An incision is then made that typically extends from just above the knee to just below the knee. The incision is gradually made deeper through muscle and other tissue until the bone surfaces are exposed.
The damaged bone surfaces and cartilage are then removed by the surgeon. Precision instruments and guides are used to help make sure the cuts are made at the correct angles so the bones will align properly after the new surfaces (implants) are attached. Small amounts of the bone surface are removed from the front, end, and back of the femur. This shapes the bone so the implants will fit properly. The amount of bone that is removed depends on the amount of bone that has been damaged by the arthritis.

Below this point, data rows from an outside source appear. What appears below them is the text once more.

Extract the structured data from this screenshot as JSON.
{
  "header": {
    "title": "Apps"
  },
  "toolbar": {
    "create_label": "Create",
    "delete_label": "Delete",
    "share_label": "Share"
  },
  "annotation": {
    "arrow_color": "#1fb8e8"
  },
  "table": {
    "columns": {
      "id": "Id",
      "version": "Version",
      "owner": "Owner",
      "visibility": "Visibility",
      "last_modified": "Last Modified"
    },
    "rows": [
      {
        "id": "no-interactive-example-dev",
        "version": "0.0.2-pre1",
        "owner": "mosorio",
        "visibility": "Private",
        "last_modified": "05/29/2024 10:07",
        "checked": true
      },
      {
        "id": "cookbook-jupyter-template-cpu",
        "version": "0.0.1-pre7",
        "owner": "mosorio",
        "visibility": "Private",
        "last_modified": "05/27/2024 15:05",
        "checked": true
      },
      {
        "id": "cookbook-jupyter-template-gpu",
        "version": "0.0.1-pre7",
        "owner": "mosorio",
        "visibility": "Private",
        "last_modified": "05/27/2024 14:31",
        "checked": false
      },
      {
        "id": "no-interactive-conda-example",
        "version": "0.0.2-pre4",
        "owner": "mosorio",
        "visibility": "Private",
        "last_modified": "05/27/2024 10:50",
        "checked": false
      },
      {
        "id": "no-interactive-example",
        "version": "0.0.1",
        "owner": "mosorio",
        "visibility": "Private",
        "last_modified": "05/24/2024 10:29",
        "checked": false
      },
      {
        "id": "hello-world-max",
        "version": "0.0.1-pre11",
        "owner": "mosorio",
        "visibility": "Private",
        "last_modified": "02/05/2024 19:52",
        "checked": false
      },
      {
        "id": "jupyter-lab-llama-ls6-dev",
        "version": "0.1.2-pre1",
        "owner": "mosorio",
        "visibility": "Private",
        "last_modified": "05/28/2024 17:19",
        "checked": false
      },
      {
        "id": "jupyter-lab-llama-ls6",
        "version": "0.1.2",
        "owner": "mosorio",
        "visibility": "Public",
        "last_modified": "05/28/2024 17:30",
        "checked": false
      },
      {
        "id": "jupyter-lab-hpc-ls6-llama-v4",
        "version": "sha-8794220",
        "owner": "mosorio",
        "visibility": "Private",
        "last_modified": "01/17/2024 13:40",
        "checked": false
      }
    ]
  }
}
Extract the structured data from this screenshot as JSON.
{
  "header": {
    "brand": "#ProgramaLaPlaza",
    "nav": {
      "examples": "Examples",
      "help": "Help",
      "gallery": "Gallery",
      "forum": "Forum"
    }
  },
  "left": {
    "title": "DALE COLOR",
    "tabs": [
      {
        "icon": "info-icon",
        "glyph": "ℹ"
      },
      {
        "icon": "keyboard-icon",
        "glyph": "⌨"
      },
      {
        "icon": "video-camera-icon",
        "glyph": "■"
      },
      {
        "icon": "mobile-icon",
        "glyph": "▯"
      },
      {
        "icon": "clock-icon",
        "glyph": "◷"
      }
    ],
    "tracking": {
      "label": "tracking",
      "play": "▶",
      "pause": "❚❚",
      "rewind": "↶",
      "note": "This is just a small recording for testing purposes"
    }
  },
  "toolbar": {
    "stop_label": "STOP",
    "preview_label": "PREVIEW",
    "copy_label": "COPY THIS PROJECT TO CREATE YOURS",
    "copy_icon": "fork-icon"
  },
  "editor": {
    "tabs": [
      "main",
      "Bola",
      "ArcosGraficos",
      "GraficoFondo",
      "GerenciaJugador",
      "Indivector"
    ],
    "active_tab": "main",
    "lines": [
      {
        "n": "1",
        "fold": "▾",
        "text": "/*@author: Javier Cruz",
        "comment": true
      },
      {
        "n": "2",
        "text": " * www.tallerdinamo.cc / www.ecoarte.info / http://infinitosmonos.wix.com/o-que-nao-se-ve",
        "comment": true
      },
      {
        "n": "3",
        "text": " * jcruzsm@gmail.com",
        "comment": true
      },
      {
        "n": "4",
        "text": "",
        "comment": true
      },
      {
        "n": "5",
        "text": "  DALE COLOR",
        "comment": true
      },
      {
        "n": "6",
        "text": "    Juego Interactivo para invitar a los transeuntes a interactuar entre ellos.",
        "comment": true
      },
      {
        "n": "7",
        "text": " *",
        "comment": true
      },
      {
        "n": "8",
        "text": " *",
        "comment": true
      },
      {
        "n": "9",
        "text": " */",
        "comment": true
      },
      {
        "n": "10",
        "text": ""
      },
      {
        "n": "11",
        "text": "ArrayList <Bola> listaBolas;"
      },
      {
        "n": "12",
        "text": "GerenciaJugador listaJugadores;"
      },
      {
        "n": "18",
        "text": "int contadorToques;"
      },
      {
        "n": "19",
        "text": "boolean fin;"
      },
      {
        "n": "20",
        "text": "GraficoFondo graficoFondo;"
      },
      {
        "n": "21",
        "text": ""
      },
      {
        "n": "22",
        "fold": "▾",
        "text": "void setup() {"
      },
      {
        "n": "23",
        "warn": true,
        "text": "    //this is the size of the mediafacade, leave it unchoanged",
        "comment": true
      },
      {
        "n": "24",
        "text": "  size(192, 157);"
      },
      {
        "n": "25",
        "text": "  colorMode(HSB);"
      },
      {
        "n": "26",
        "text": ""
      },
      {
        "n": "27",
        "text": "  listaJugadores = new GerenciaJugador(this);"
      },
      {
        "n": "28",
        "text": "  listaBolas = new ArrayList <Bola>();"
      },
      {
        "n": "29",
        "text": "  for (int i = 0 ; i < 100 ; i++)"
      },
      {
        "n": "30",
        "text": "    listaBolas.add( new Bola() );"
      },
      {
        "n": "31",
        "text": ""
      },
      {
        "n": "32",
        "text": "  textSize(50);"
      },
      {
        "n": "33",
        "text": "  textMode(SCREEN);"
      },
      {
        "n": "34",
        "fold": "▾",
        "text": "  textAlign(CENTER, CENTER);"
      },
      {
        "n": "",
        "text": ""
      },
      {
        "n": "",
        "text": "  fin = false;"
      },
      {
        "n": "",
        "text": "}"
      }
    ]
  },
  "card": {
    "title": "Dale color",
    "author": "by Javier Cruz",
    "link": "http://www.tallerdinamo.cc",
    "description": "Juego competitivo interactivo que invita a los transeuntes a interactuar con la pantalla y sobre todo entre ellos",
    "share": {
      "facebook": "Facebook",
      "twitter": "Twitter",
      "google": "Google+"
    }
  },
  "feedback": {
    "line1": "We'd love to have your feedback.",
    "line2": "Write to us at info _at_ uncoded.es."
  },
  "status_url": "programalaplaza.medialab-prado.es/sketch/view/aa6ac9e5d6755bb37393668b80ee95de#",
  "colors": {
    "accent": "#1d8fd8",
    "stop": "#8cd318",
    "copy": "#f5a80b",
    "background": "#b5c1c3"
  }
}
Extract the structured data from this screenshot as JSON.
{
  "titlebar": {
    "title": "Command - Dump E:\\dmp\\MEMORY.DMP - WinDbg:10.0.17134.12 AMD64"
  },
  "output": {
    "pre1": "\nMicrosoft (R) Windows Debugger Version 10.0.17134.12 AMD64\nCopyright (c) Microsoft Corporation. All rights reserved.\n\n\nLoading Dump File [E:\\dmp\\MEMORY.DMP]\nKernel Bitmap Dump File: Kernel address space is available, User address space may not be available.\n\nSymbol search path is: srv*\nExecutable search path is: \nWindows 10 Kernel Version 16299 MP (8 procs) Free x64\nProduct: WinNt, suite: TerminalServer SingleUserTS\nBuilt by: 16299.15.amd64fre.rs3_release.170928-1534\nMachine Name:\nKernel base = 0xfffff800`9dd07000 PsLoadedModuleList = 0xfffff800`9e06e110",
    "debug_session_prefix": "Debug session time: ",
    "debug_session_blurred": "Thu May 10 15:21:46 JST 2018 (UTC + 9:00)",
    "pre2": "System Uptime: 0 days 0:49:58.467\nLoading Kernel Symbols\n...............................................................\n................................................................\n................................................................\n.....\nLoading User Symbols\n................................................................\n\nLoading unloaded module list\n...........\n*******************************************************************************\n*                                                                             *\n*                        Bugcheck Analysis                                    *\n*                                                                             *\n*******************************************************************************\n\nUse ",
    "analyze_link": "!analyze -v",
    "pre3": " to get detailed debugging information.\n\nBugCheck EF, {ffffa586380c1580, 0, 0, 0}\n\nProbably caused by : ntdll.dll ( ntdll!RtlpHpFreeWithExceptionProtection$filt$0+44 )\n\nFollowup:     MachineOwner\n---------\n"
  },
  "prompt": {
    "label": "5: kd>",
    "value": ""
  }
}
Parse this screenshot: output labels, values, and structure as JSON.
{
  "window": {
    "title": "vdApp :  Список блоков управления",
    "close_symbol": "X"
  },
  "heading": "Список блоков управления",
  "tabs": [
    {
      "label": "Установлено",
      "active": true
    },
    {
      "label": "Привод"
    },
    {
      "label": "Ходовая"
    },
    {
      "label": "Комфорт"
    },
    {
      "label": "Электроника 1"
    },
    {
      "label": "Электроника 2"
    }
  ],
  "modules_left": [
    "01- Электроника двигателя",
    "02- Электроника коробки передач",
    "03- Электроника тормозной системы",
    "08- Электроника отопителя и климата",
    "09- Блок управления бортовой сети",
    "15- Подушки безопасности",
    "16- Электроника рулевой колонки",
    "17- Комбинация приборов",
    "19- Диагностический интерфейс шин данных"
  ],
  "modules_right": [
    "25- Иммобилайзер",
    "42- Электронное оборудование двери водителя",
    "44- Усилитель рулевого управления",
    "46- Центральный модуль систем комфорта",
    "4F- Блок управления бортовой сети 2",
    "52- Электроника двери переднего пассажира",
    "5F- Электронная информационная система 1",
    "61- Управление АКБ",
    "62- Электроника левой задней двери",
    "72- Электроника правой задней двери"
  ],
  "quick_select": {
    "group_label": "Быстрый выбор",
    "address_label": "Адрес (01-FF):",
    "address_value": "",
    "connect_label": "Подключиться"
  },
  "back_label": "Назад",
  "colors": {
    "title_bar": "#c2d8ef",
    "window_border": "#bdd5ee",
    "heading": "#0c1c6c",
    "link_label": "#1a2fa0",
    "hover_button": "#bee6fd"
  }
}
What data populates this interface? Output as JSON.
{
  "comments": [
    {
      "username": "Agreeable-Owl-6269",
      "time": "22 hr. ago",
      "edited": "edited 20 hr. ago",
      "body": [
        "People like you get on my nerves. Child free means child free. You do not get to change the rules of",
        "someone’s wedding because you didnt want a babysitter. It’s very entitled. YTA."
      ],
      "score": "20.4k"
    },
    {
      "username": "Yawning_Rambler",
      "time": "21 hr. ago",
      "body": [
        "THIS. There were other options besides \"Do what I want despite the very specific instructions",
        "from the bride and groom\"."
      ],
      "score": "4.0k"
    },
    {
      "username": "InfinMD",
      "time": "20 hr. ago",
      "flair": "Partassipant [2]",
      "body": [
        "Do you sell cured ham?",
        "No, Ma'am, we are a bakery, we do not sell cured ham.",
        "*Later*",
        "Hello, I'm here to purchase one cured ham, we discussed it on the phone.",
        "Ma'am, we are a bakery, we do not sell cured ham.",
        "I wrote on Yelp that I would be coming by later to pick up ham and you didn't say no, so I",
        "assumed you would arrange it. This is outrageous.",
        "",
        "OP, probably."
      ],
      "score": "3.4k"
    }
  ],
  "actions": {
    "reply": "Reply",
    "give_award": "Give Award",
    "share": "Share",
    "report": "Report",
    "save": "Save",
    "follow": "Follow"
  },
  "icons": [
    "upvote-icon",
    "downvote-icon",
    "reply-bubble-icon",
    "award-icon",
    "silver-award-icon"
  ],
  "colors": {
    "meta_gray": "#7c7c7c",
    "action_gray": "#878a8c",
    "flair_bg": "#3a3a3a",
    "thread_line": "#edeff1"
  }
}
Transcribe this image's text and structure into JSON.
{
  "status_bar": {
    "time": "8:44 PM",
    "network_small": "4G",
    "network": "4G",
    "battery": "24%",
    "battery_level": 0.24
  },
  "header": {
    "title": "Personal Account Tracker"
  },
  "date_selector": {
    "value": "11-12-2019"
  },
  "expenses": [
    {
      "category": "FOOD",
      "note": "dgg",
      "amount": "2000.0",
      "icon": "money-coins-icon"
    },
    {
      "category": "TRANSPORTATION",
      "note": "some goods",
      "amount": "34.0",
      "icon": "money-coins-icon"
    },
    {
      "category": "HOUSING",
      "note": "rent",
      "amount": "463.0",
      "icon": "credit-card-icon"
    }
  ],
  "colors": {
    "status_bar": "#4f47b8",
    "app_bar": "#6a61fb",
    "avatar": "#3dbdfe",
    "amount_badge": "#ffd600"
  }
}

An implant is attached to each of the bones. These implants are designed so that the knee joint will move in a way that is similar to the way the joint moved when it was healthy. The implants are attached using a special kind of cement for bones. If necessary, the surgeon may adjust the ligaments that surround the knee to achieve the best possible knee function.
When all of the implants are in place and the ligaments are properly adjusted, the surgeon sews the layers of tissue back into their proper position. A plastic tube may be inserted into the wound to allow liquids to drain from the site during the first few hours after surgery. The edges of the skin are then sewn together, and the knee is wrapped in a sterile bandage. The patient is then taken to the recovery room.
Your surgeon may recommend that you try and do some exercises in the weeks before surgery to help condition your muscles to support flexion when the new joint is implanted. Talk with your surgeon to learn if he or she has any recommendations.
Since rehabilitation is crucial to a successful outcome, your surgeon may recommend an early and aggressive rehabilitation regimen after surgery and after you leave the hospital. After discharge, your surgeon will refer you to a physiotherapist. Your therapist will work with you to help you regain your strength, balance, and range of motion. Your commitment to following proper prescribed home exercises and additional rehabilitation is critical to the success of the surgery.